Unfortunately it actually made things worse!

So I decided to take the bull by the horns and find out what exactly was causing the overload and how I could increase MySQL performance.

my.cnf

A good starting point is the MySQL config file on your server. Mine is located at /etc/my.cnf. It seems the default set up and example files are for 1970s server with 32mb of RAM!

For a modern server with 1gb of RAM the my-large.cnf is probably a good starting point (you can find these in /usr/share/doc/mysl-server-[versio]) .
From here there are several tweaks but perhaps the biggest improvement will be by making sure caching is turned on.

Under the [mysqld] config settings add:

query_cache_type=1
query_cache_limit=1M
query_cache_size=32M

Log Slow Queries

The best way to find out what is hogging your MySQL resources is to log slow queries. This is done by adding something like the following lines of code to your my.cnf:

log-slow-queries = slow.log
long_query_time = 2
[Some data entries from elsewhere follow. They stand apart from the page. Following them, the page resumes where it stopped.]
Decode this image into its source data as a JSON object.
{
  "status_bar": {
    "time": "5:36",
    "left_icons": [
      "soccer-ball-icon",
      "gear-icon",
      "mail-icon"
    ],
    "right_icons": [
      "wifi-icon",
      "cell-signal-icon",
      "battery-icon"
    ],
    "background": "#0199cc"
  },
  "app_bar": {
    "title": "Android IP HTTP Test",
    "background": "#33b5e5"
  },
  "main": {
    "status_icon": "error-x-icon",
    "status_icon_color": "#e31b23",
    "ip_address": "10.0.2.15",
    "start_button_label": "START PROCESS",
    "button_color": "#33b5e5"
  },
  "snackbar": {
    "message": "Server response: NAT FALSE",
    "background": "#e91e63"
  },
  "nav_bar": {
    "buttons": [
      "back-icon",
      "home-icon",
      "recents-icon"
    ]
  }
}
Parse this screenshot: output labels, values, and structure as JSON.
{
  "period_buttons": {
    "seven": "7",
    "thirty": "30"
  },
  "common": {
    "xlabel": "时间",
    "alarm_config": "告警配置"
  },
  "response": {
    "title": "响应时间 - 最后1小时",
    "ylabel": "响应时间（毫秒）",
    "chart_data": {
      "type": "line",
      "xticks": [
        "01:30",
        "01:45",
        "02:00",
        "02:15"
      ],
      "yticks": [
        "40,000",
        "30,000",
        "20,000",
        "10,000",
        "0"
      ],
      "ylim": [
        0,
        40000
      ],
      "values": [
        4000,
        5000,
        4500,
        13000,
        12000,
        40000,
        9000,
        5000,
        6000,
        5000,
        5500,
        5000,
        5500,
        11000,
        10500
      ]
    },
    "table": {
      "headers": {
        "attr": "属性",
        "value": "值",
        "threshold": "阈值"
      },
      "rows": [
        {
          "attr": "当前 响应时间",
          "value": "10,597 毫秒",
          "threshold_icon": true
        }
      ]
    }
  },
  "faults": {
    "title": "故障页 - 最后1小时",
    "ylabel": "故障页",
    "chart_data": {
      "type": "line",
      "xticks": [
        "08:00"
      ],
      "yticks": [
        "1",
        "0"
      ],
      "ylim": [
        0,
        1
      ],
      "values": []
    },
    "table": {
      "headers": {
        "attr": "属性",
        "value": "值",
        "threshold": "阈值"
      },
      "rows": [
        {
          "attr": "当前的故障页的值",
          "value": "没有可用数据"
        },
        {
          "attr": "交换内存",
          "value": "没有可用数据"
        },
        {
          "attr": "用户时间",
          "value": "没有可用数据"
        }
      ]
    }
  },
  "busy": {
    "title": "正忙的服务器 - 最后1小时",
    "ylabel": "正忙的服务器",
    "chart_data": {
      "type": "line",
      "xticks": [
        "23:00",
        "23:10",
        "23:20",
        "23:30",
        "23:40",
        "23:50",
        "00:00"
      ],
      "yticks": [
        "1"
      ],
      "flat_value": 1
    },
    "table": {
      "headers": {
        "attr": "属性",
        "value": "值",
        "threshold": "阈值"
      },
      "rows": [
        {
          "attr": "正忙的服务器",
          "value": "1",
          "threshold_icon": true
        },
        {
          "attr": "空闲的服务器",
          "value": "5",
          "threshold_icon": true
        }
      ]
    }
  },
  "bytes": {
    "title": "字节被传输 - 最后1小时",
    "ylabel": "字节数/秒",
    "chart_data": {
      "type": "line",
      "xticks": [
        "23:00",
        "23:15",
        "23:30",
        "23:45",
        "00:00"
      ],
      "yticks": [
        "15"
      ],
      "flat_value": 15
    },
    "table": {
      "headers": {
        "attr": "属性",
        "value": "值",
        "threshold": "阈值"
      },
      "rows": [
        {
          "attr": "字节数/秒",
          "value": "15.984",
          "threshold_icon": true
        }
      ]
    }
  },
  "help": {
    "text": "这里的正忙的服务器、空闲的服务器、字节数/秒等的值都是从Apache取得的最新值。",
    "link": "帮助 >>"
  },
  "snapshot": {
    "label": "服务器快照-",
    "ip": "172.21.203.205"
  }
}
This will write any query taking more than 2 seconds to the slow query log. I used a relative path here as absolute ones didn’t seem to work on my server. The slow log can be found in the MySQL data folder at /var/lib/mysql on my box

NOTE: you’ll need to restart MySQL for any of the above changes to take effect:

/etc/init.d/mysqld restart

Optimising Slow Queries

Armed with the information from the slow query log you can set about tweaking the queries that are slowing things up. The slow log gives us several useful bits of info besides the query itself. This includes time taken and number of rows examined – if this number is particularly high then it probably means your table’s indexes need looking at (it usually is)

The EXPLAIN Command

MySQL’s EXPLAIN command is perhaps your most useful tool in working out what indexing strategy to use. I’m only going to touch on this as it is a pretty complicated topic that I barely understand myself!

The useful info that can be gleaned from the EXPLAIN command are whether the indexes you have set up are being used for a particular query. To use the EXPLAIN command just place ‘EXPLAIN’ in front of the query you are analysing.

More to come…